**Your task**
Each entry below must appear in the answer exactly as written.

%%

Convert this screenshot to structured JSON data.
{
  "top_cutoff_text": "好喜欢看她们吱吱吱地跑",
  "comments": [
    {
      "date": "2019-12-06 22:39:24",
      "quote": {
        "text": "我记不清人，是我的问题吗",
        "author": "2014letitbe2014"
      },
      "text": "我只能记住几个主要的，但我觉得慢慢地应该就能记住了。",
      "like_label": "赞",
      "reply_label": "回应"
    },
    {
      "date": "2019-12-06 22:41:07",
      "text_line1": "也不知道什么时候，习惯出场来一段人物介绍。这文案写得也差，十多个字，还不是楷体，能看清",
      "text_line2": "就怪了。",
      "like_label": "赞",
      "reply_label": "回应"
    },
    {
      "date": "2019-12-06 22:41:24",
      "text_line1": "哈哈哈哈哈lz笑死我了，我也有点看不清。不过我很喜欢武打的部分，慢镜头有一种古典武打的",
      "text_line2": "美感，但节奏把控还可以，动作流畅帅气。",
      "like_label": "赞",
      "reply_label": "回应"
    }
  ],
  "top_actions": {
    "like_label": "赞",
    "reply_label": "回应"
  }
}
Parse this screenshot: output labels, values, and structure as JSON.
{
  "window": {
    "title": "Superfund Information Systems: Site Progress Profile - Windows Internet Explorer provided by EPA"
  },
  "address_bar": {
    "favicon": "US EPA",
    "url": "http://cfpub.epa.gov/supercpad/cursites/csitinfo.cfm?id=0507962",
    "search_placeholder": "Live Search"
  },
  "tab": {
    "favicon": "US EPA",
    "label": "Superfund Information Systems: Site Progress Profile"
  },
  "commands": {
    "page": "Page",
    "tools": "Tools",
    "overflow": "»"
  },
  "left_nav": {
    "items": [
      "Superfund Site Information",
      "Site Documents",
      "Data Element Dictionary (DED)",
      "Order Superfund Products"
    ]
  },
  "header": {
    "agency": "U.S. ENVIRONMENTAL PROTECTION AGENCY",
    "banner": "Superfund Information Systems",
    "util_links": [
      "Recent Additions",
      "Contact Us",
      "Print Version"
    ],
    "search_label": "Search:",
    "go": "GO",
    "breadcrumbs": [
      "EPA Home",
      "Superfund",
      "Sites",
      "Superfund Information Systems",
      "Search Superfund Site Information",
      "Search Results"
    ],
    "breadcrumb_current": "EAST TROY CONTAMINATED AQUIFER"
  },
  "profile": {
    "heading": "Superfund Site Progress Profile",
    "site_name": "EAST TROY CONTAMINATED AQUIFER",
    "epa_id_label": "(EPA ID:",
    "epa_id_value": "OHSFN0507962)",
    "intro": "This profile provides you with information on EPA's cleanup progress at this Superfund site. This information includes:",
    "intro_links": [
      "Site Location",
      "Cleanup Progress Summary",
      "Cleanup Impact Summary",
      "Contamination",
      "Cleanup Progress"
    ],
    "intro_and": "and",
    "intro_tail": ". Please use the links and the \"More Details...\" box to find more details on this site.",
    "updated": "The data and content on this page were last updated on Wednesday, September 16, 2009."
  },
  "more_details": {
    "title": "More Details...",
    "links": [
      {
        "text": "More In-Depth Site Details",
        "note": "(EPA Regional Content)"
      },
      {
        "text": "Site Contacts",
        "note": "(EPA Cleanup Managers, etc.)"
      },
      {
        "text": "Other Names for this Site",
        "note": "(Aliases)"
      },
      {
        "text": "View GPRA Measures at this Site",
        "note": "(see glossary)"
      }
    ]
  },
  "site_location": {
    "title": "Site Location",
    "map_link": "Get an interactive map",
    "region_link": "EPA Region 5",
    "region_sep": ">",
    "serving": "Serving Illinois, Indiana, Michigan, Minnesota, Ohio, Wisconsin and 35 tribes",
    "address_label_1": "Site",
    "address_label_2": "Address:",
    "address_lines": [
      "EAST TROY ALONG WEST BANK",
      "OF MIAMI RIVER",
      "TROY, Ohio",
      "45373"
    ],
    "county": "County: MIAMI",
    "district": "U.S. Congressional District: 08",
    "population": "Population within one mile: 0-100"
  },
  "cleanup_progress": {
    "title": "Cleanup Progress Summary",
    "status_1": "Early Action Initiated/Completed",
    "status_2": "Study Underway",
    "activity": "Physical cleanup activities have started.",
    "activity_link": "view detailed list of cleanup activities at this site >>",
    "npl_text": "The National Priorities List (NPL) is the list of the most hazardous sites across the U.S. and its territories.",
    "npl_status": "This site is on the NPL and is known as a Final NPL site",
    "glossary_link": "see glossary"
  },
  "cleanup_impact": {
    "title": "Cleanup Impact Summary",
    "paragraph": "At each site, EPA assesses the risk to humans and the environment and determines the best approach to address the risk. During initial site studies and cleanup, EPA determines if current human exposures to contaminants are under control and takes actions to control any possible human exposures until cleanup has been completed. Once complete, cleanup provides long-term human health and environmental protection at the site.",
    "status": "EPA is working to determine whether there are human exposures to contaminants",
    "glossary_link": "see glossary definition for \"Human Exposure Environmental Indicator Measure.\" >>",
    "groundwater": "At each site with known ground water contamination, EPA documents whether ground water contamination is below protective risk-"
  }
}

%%

**Output for this task**
Convert this screenshot to structured JSON data.
{
  "top_cutoff_text": "好喜欢看她们吱吱吱地跑",
  "comments": [
    {
      "date": "2019-12-06 22:39:24",
      "quote": {
        "text": "我记不清人，是我的问题吗",
        "author": "2014letitbe2014"
      },
      "text": "我只能记住几个主要的，但我觉得慢慢地应该就能记住了。",
      "like_label": "赞",
      "reply_label": "回应"
    },
    {
      "date": "2019-12-06 22:41:07",
      "text_line1": "也不知道什么时候，习惯出场来一段人物介绍。这文案写得也差，十多个字，还不是楷体，能看清",
      "text_line2": "就怪了。",
      "like_label": "赞",
      "reply_label": "回应"
    },
    {
      "date": "2019-12-06 22:41:24",
      "text_line1": "哈哈哈哈哈lz笑死我了，我也有点看不清。不过我很喜欢武打的部分，慢镜头有一种古典武打的",
      "text_line2": "美感，但节奏把控还可以，动作流畅帅气。",
      "like_label": "赞",
      "reply_label": "回应"
    }
  ],
  "top_actions": {
    "like_label": "赞",
    "reply_label": "回应"
  }
}
Parse this screenshot: output labels, values, and structure as JSON.
{
  "window": {
    "title": "Superfund Information Systems: Site Progress Profile - Windows Internet Explorer provided by EPA"
  },
  "address_bar": {
    "favicon": "US EPA",
    "url": "http://cfpub.epa.gov/supercpad/cursites/csitinfo.cfm?id=0507962",
    "search_placeholder": "Live Search"
  },
  "tab": {
    "favicon": "US EPA",
    "label": "Superfund Information Systems: Site Progress Profile"
  },
  "commands": {
    "page": "Page",
    "tools": "Tools",
    "overflow": "»"
  },
  "left_nav": {
    "items": [
      "Superfund Site Information",
      "Site Documents",
      "Data Element Dictionary (DED)",
      "Order Superfund Products"
    ]
  },
  "header": {
    "agency": "U.S. ENVIRONMENTAL PROTECTION AGENCY",
    "banner": "Superfund Information Systems",
    "util_links": [
      "Recent Additions",
      "Contact Us",
      "Print Version"
    ],
    "search_label": "Search:",
    "go": "GO",
    "breadcrumbs": [
      "EPA Home",
      "Superfund",
      "Sites",
      "Superfund Information Systems",
      "Search Superfund Site Information",
      "Search Results"
    ],
    "breadcrumb_current": "EAST TROY CONTAMINATED AQUIFER"
  },
  "profile": {
    "heading": "Superfund Site Progress Profile",
    "site_name": "EAST TROY CONTAMINATED AQUIFER",
    "epa_id_label": "(EPA ID:",
    "epa_id_value": "OHSFN0507962)",
    "intro": "This profile provides you with information on EPA's cleanup progress at this Superfund site. This information includes:",
    "intro_links": [
      "Site Location",
      "Cleanup Progress Summary",
      "Cleanup Impact Summary",
      "Contamination",
      "Cleanup Progress"
    ],
    "intro_and": "and",
    "intro_tail": ". Please use the links and the \"More Details...\" box to find more details on this site.",
    "updated": "The data and content on this page were last updated on Wednesday, September 16, 2009."
  },
  "more_details": {
    "title": "More Details...",
    "links": [
      {
        "text": "More In-Depth Site Details",
        "note": "(EPA Regional Content)"
      },
      {
        "text": "Site Contacts",
        "note": "(EPA Cleanup Managers, etc.)"
      },
      {
        "text": "Other Names for this Site",
        "note": "(Aliases)"
      },
      {
        "text": "View GPRA Measures at this Site",
        "note": "(see glossary)"
      }
    ]
  },
  "site_location": {
    "title": "Site Location",
    "map_link": "Get an interactive map",
    "region_link": "EPA Region 5",
    "region_sep": ">",
    "serving": "Serving Illinois, Indiana, Michigan, Minnesota, Ohio, Wisconsin and 35 tribes",
    "address_label_1": "Site",
    "address_label_2": "Address:",
    "address_lines": [
      "EAST TROY ALONG WEST BANK",
      "OF MIAMI RIVER",
      "TROY, Ohio",
      "45373"
    ],
    "county": "County: MIAMI",
    "district": "U.S. Congressional District: 08",
    "population": "Population within one mile: 0-100"
  },
  "cleanup_progress": {
    "title": "Cleanup Progress Summary",
    "status_1": "Early Action Initiated/Completed",
    "status_2": "Study Underway",
    "activity": "Physical cleanup activities have started.",
    "activity_link": "view detailed list of cleanup activities at this site >>",
    "npl_text": "The National Priorities List (NPL) is the list of the most hazardous sites across the U.S. and its territories.",
    "npl_status": "This site is on the NPL and is known as a Final NPL site",
    "glossary_link": "see glossary"
  },
  "cleanup_impact": {
    "title": "Cleanup Impact Summary",
    "paragraph": "At each site, EPA assesses the risk to humans and the environment and determines the best approach to address the risk. During initial site studies and cleanup, EPA determines if current human exposures to contaminants are under control and takes actions to control any possible human exposures until cleanup has been completed. Once complete, cleanup provides long-term human health and environmental protection at the site.",
    "status": "EPA is working to determine whether there are human exposures to contaminants",
    "glossary_link": "see glossary definition for \"Human Exposure Environmental Indicator Measure.\" >>",
    "groundwater": "At each site with known ground water contamination, EPA documents whether ground water contamination is below protective risk-"
  }
}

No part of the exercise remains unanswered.